The Coach-Entrepreneur

There is a lot of talk these days about mentoring. Many members of Generation X and Generation Y (Millennials) have told researchers that having a mentor is of high importance to them. As a Baby Boomer, I take great pleasure in being called upon to mentor other entrepreneurs. But as the CEO of our family of companies, I made the mistake of also thinking that I could be a mentor to some of the up and coming leaders in our organization. Over the years, this realization has become more apparent to me and its subtlety is what tripped me up.

By my definition, a mentor is an advisor and nothing more. The mentee can take what the mentor offers and do with it what he or she wishes. A mentor typically has no “skin in the game” where the mentee is concerned. As a result, the mentor freely dispenses advice and opinions without an agenda. CEOs should not try to be mentors within their own companies. Why? Because they clearly have an agenda which is first and foremost shaped around what is in the company’s best interest. In my experience trying to be a mentor to a handful of leaders in our firm has not worked effectively. They are deferential to a fault because I am the CEO. They listen to what I have to say differently than if I were outside the organization. For example, when I challenge them with a particular question or premise, they take it as gospel. The relationship of the CEO to any member of the team is going to be such that a true mentoring relationship will be very difficult.

So, what is an appropriate role for a CEO to play in developing leaders within his or her company? I have found that becoming a coach is the right path to take. Let us use sports as the metaphor here. The coach is a teacher. He/she may call the plays from the sidelines until a sufficient level of expertise and trust is developed with the players to allow them to call their own plays. A coach should be wise and compassionate; yet there are times when he may be appropriately demanding and exacting.
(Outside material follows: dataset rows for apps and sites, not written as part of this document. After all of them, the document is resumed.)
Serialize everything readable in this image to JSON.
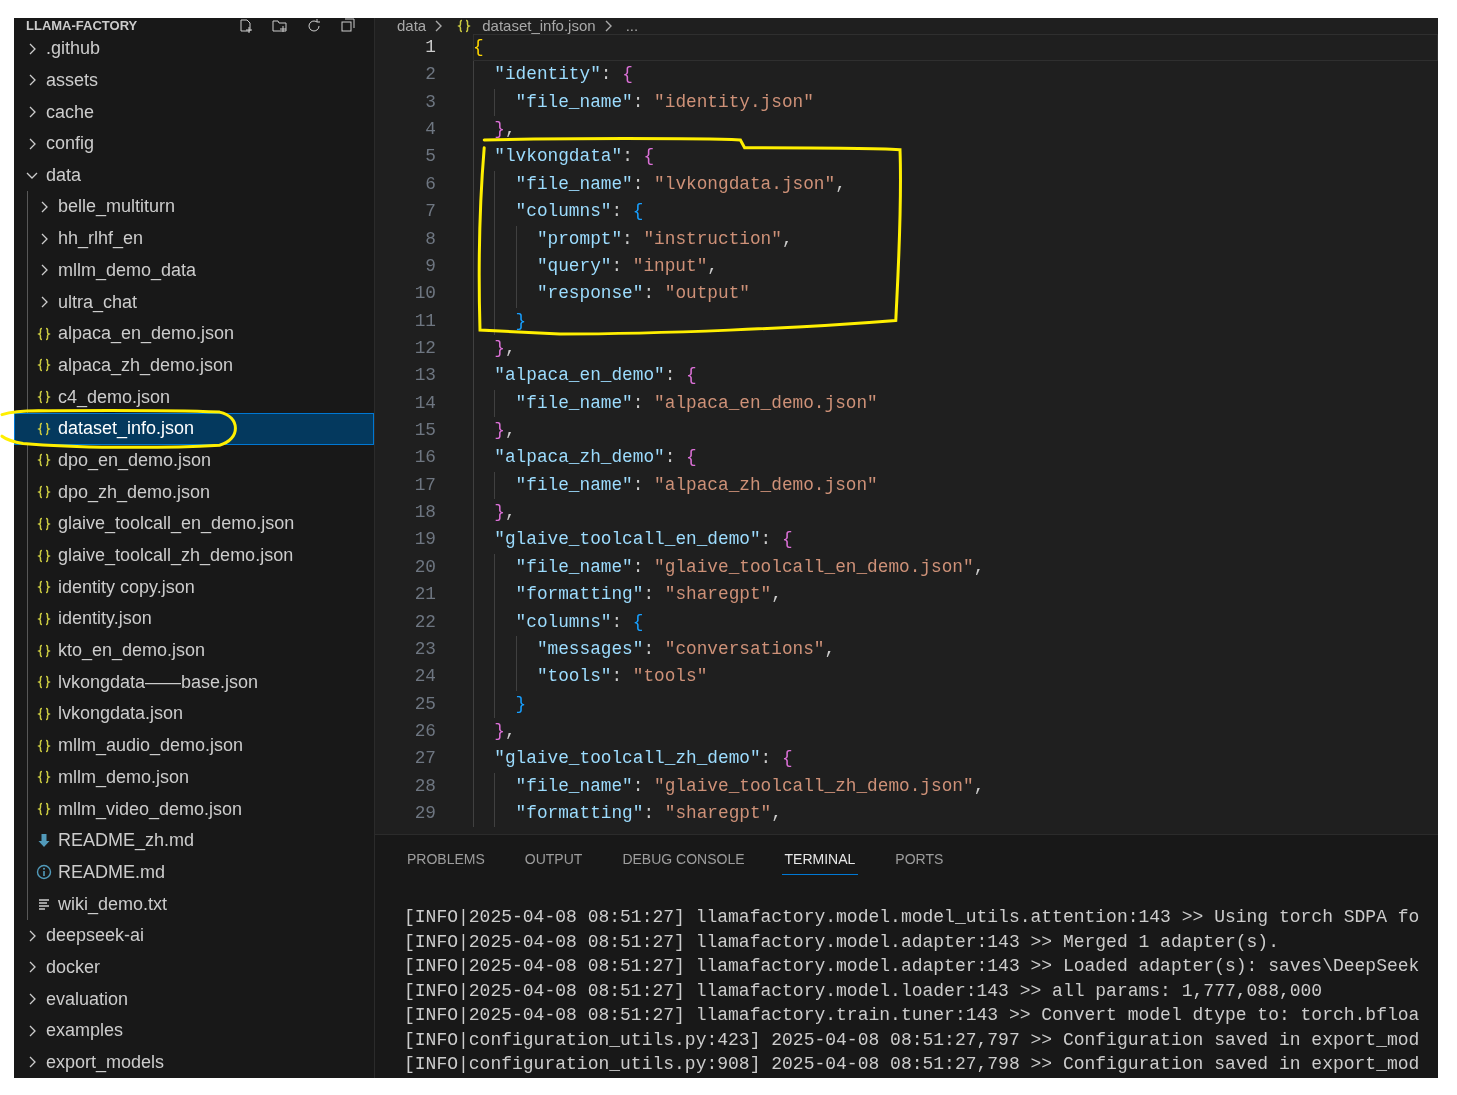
{
  "explorer": {
    "title": "LLAMA-FACTORY",
    "items": [
      {
        "name": ".github",
        "kind": "folder",
        "expanded": false,
        "selected": false
      },
      {
        "name": "assets",
        "kind": "folder",
        "expanded": false,
        "selected": false
      },
      {
        "name": "cache",
        "kind": "folder",
        "expanded": false,
        "selected": false
      },
      {
        "name": "config",
        "kind": "folder",
        "expanded": false,
        "selected": false
      },
      {
        "name": "data",
        "kind": "folder",
        "expanded": true,
        "selected": false,
        "children": [
          {
            "name": "belle_multiturn",
            "kind": "folder",
            "expanded": false,
            "selected": false
          },
          {
            "name": "hh_rlhf_en",
            "kind": "folder",
            "expanded": false,
            "selected": false
          },
          {
            "name": "mllm_demo_data",
            "kind": "folder",
            "expanded": false,
            "selected": false
          },
          {
            "name": "ultra_chat",
            "kind": "folder",
            "expanded": false,
            "selected": false
          },
          {
            "name": "alpaca_en_demo.json",
            "kind": "json",
            "selected": false
          },
          {
            "name": "alpaca_zh_demo.json",
            "kind": "json",
            "selected": false
          },
          {
            "name": "c4_demo.json",
            "kind": "json",
            "selected": false
          },
          {
            "name": "dataset_info.json",
            "kind": "json",
            "selected": true
          },
          {
            "name": "dpo_en_demo.json",
            "kind": "json",
            "selected": false
          },
          {
            "name": "dpo_zh_demo.json",
            "kind": "json",
            "selected": false
          },
          {
            "name": "glaive_toolcall_en_demo.json",
            "kind": "json",
            "selected": false
          },
          {
            "name": "glaive_toolcall_zh_demo.json",
            "kind": "json",
            "selected": false
          },
          {
            "name": "identity copy.json",
            "kind": "json",
            "selected": false
          },
          {
            "name": "identity.json",
            "kind": "json",
            "selected": false
          },
          {
            "name": "kto_en_demo.json",
            "kind": "json",
            "selected": false
          },
          {
            "name": "lvkongdata——base.json",
            "kind": "json",
            "selected": false
          },
          {
            "name": "lvkongdata.json",
            "kind": "json",
            "selected": false
          },
          {
            "name": "mllm_audio_demo.json",
            "kind": "json",
            "selected": false
          },
          {
            "name": "mllm_demo.json",
            "kind": "json",
            "selected": false
          },
          {
            "name": "mllm_video_demo.json",
            "kind": "json",
            "selected": false
          },
          {
            "name": "README_zh.md",
            "kind": "download",
            "selected": false
          },
          {
            "name": "README.md",
            "kind": "info",
            "selected": false
          },
          {
            "name": "wiki_demo.txt",
            "kind": "text",
            "selected": false
          }
        ]
      },
      {
        "name": "deepseek-ai",
        "kind": "folder",
        "expanded": false,
        "selected": false
      },
      {
        "name": "docker",
        "kind": "folder",
        "expanded": false,
        "selected": false
      },
      {
        "name": "evaluation",
        "kind": "folder",
        "expanded": false,
        "selected": false
      },
      {
        "name": "examples",
        "kind": "folder",
        "expanded": false,
        "selected": false
      },
      {
        "name": "export_models",
        "kind": "folder",
        "expanded": false,
        "selected": false
      }
    ]
  },
  "breadcrumb": [
    {
      "text": "data",
      "kind": "folder"
    },
    {
      "text": "dataset_info.json",
      "kind": "json"
    },
    {
      "text": "...",
      "kind": "more"
    }
  ],
  "editor": {
    "lines": [
      {
        "number": "1",
        "current": true,
        "tokens": [
          {
            "kind": "bracket",
            "text": "{",
            "color": "#ffd700"
          }
        ],
        "children": [
          {
            "number": "2",
            "current": false,
            "tokens": [
              {
                "kind": "key",
                "text": "\"identity\""
              },
              {
                "kind": "punct",
                "text": ": "
              },
              {
                "kind": "bracket",
                "text": "{",
                "color": "#da70d6"
              }
            ],
            "children": [
              {
                "number": "3",
                "current": false,
                "tokens": [
                  {
                    "kind": "key",
                    "text": "\"file_name\""
                  },
                  {
                    "kind": "punct",
                    "text": ": "
                  },
                  {
                    "kind": "string",
                    "text": "\"identity.json\""
                  }
                ]
              }
            ]
          },
          {
            "number": "4",
            "current": false,
            "tokens": [
              {
                "kind": "bracket",
                "text": "}",
                "color": "#da70d6"
              },
              {
                "kind": "punct",
                "text": ","
              }
            ]
          },
          {
            "number": "5",
            "current": false,
            "tokens": [
              {
                "kind": "key",
                "text": "\"lvkongdata\""
              },
              {
                "kind": "punct",
                "text": ": "
              },
              {
                "kind": "bracket",
                "text": "{",
                "color": "#da70d6"
              }
            ],
            "children": [
              {
                "number": "6",
                "current": false,
                "tokens": [
                  {
                    "kind": "key",
                    "text": "\"file_name\""
                  },
                  {
                    "kind": "punct",
                    "text": ": "
                  },
                  {
                    "kind": "string",
                    "text": "\"lvkongdata.json\""
                  },
                  {
                    "kind": "punct",
                    "text": ","
                  }
                ]
              },
              {
                "number": "7",
                "current": false,
                "tokens": [
                  {
                    "kind": "key",
                    "text": "\"columns\""
                  },
                  {
                    "kind": "punct",
                    "text": ": "
                  },
                  {
                    "kind": "bracket",
                    "text": "{",
                    "color": "#179fff"
                  }
                ],
                "children": [
                  {
                    "number": "8",
                    "current": false,
                    "tokens": [
                      {
                        "kind": "key",
                        "text": "\"prompt\""
                      },
                      {
                        "kind": "punct",
                        "text": ": "
                      },
                      {
                        "kind": "string",
                        "text": "\"instruction\""
                      },
                      {
                        "kind": "punct",
                        "text": ","
                      }
                    ]
                  },
                  {
                    "number": "9",
                    "current": false,
                    "tokens": [
                      {
                        "kind": "key",
                        "text": "\"query\""
                      },
                      {
                        "kind": "punct",
                        "text": ": "
                      },
                      {
                        "kind": "string",
                        "text": "\"input\""
                      },
                      {
                        "kind": "punct",
                        "text": ","
                      }
                    ]
                  },
                  {
                    "number": "10",
                    "current": false,
                    "tokens": [
                      {
                        "kind": "key",
                        "text": "\"response\""
                      },
                      {
                        "kind": "punct",
                        "text": ": "
                      },
                      {
                        "kind": "string",
                        "text": "\"output\""
                      }
                    ]
                  }
                ]
              },
              {
                "number": "11",
                "current": false,
                "tokens": [
                  {
                    "kind": "bracket",
                    "text": "}",
                    "color": "#179fff"
                  }
                ]
              }
            ]
          },
          {
            "number": "12",
            "current": false,
            "tokens": [
              {
                "kind": "bracket",
                "text": "}",
                "color": "#da70d6"
              },
              {
                "kind": "punct",
                "text": ","
              }
            ]
          },
          {
            "number": "13",
            "current": false,
            "tokens": [
              {
                "kind": "key",
                "text": "\"alpaca_en_demo\""
              },
              {
                "kind": "punct",
                "text": ": "
              },
              {
                "kind": "bracket",
                "text": "{",
                "color": "#da70d6"
              }
            ],
            "children": [
              {
                "number": "14",
                "current": false,
                "tokens": [
                  {
                    "kind": "key",
                    "text": "\"file_name\""
                  },
                  {
                    "kind": "punct",
                    "text": ": "
                  },
                  {
                    "kind": "string",
                    "text": "\"alpaca_en_demo.json\""
                  }
                ]
              }
            ]
          },
          {
            "number": "15",
            "current": false,
            "tokens": [
              {
                "kind": "bracket",
                "text": "}",
                "color": "#da70d6"
              },
              {
                "kind": "punct",
                "text": ","
              }
            ]
          },
          {
            "number": "16",
            "current": false,
            "tokens": [
              {
                "kind": "key",
                "text": "\"alpaca_zh_demo\""
              },
              {
                "kind": "punct",
                "text": ": "
              },
              {
                "kind": "bracket",
                "text": "{",
                "color": "#da70d6"
              }
            ],
            "children": [
              {
                "number": "17",
                "current": false,
                "tokens": [
                  {
                    "kind": "key",
                    "text": "\"file_name\""
                  },
                  {
                    "kind": "punct",
                    "text": ": "
                  },
                  {
                    "kind": "string",
                    "text": "\"alpaca_zh_demo.json\""
                  }
                ]
              }
            ]
          },
          {
            "number": "18",
            "current": false,
            "tokens": [
              {
                "kind": "bracket",
                "text": "}",
                "color": "#da70d6"
              },
              {
                "kind": "punct",
                "text": ","
              }
            ]
          },
          {
            "number": "19",
            "current": false,
            "tokens": [
              {
                "kind": "key",
                "text": "\"glaive_toolcall_en_demo\""
              },
              {
                "kind": "punct",
                "text": ": "
              },
              {
                "kind": "bracket",
                "text": "{",
                "color": "#da70d6"
              }
            ],
            "children": [
              {
                "number": "20",
                "current": false,
                "tokens": [
                  {
                    "kind": "key",
                    "text": "\"file_name\""
                  },
                  {
                    "kind": "punct",
                    "text": ": "
                  },
                  {
                    "kind": "string",
                    "text": "\"glaive_toolcall_en_demo.json\""
                  },
                  {
                    "kind": "punct",
                    "text": ","
                  }
                ]
              },
              {
                "number": "21",
                "current": false,
                "tokens": [
                  {
                    "kind": "key",
                    "text": "\"formatting\""
                  },
                  {
                    "kind": "punct",
                    "text": ": "
                  },
                  {
                    "kind": "string",
                    "text": "\"sharegpt\""
                  },
                  {
                    "kind": "punct",
                    "text": ","
                  }
                ]
              },
              {
                "number": "22",
                "current": false,
                "tokens": [
                  {
                    "kind": "key",
                    "text": "\"columns\""
                  },
                  {
                    "kind": "punct",
                    "text": ": "
                  },
                  {
                    "kind": "bracket",
                    "text": "{",
                    "color": "#179fff"
                  }
                ],
                "children": [
                  {
                    "number": "23",
                    "current": false,
                    "tokens": [
                      {
                        "kind": "key",
                        "text": "\"messages\""
                      },
                      {
                        "kind": "punct",
                        "text": ": "
                      },
                      {
                        "kind": "string",
                        "text": "\"conversations\""
                      },
                      {
                        "kind": "punct",
                        "text": ","
                      }
                    ]
                  },
                  {
                    "number": "24",
                    "current": false,
                    "tokens": [
                      {
                        "kind": "key",
                        "text": "\"tools\""
                      },
                      {
                        "kind": "punct",
                        "text": ": "
                      },
                      {
                        "kind": "string",
                        "text": "\"tools\""
                      }
                    ]
                  }
                ]
              },
              {
                "number": "25",
                "current": false,
                "tokens": [
                  {
                    "kind": "bracket",
                    "text": "}",
                    "color": "#179fff"
                  }
                ]
              }
            ]
          },
          {
            "number": "26",
            "current": false,
            "tokens": [
              {
                "kind": "bracket",
                "text": "}",
                "color": "#da70d6"
              },
              {
                "kind": "punct",
                "text": ","
              }
            ]
          },
          {
            "number": "27",
            "current": false,
            "tokens": [
              {
                "kind": "key",
                "text": "\"glaive_toolcall_zh_demo\""
              },
              {
                "kind": "punct",
                "text": ": "
              },
              {
                "kind": "bracket",
                "text": "{",
                "color": "#da70d6"
              }
            ],
            "children": [
              {
                "number": "28",
                "current": false,
                "tokens": [
                  {
                    "kind": "key",
                    "text": "\"file_name\""
                  },
                  {
                    "kind": "punct",
                    "text": ": "
                  },
                  {
                    "kind": "string",
                    "text": "\"glaive_toolcall_zh_demo.json\""
                  },
                  {
                    "kind": "punct",
                    "text": ","
                  }
                ]
              },
              {
                "number": "29",
                "current": false,
                "tokens": [
                  {
                    "kind": "key",
                    "text": "\"formatting\""
                  },
                  {
                    "kind": "punct",
                    "text": ": "
                  },
                  {
                    "kind": "string",
                    "text": "\"sharegpt\""
                  },
                  {
                    "kind": "punct",
                    "text": ","
                  }
                ]
              }
            ]
          }
        ]
      }
    ]
  },
  "panel": {
    "tabs": [
      {
        "label": "PROBLEMS",
        "selected": false
      },
      {
        "label": "OUTPUT",
        "selected": false
      },
      {
        "label": "DEBUG CONSOLE",
        "selected": false
      },
      {
        "label": "TERMINAL",
        "selected": true
      },
      {
        "label": "PORTS",
        "selected": false
      }
    ],
    "terminal_lines": [
      "[INFO|2025-04-08 08:51:27] llamafactory.model.model_utils.attention:143 >> Using torch SDPA fo",
      "[INFO|2025-04-08 08:51:27] llamafactory.model.adapter:143 >> Merged 1 adapter(s).",
      "[INFO|2025-04-08 08:51:27] llamafactory.model.adapter:143 >> Loaded adapter(s): saves\\DeepSeek",
      "[INFO|2025-04-08 08:51:27] llamafactory.model.loader:143 >> all params: 1,777,088,000",
      "[INFO|2025-04-08 08:51:27] llamafactory.train.tuner:143 >> Convert model dtype to: torch.bfloa",
      "[INFO|configuration_utils.py:423] 2025-04-08 08:51:27,797 >> Configuration saved in export_mod",
      "[INFO|configuration_utils.py:908] 2025-04-08 08:51:27,798 >> Configuration saved in export_mod"
    ]
  },
  "annotations": [
    {
      "kind": "box"
    },
    {
      "kind": "loop"
    }
  ]
}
Gen Xers and Millennials are well-served to understand the distinction between coaching and mentoring. I believe that a future leader should have both. Find a mentor who is older and has plenty of experience outside the company. By building extensive relationships throughout the community, one can usually connect with someone who may be willing to serve in a mentoring capacity. Then, try and establish a coaching relationship with a superior inside the company, assuming the individual has a coaching personality. Unfortunately, this is not always the case with certain people in positions of authority who are insecure and have power issues. I submit that it is healthy for the organization to move away from the boss-employee mentality and develop an attitude of coach-player.

CEOs and members of their teams can be fulfilled by a healthy coaching relationship. And an outside mentor can be the icing on the cake.

This blog is being written in tandem with my book, “An Entrepreneur’s Words to Live By,” available on in paperback and Kindle (My Book), as well as being available in all of the other major eBook formats.

The Kelly Factor

My wife and I ate dinner at an old 1960s vintage diner while on vacation recently. Our server was Kelly and she was absolutely terrific. In fact I told her she should come and work with me. Why was I so impressed with Kelly? She was genuine and authentic. This translated into her being very personable. Not only was she friendly but she clearly was very interested in providing us with the best dining experience possible. Kelly checked on us regularly, was witty and her countenance literally beamed.

It was obvious from the minute we sat down that Kelly was fully invested in her job. She had “skin in the game” so to speak. She greeted every customer that walked in the door, even if she wasn’t their server. And when a customer departed she acknowledged them similarly. There is a great lesson here for us entrepreneurs. When someone throws themself into their job like Kelly did, it not only is obvious but it is infectious. My wife and I both left the diner feeling more upbeat than we did when we walked in.

While sitting in the booth listening to some great old rock and roll tunes (from the 60s of course) I got to thinking about what makes Kelly tick. As Simon Sinek would say, what is her WHY? It was pretty apparent from what she said and her demeanor that Kelly is all about building trust and lasting relationships. Thus, everything she does for her customers is foundational in this respect. At one point she stopped by to see if some barbecue sauce had been delivered – it had not. She ran off to the kitchen and got it. When she returned, she explained that someone else was bringing it and then there was a minor disaster in the kitchen that caused the sauce to get waylaid. The fact that she felt a need to explain what had happened told me that she really wanted to earn our trust.

As entrepreneurs we need to have “skin in the game” as do all of the people we work with. It’s pretty evident when someone is simply going through the motions. While on the same vacation, we ate at another restaurant where our server was nice, but it was obvious she was just doing her job. She made no effort to engage us in conversation and build a relationship of any sort. Our experience in this restaurant and with this server was fine. But it serves in stark contrast with our Kelly experience.

Skin in the game means doing whatever it takes to make the customer happy. Skin in the game means going the extra mile for everyone involved – customer, company and other team members. Skin in the game means taking the wins and losses personally. Skin in the game means sometimes doing something that is less advantageous for us and more advantageous for someone else.

We know when we’ve become fully invested in whatever we’re doing. The results will be evident when we see that everyone involved had the kind of WOW experience that we did with Kelly.

This blog is being written in tandem with my book, “An Entrepreneur’s Words to Live By,” available on in paperback and Kindle (My Book), as well as being available in all of the other major eBook formats.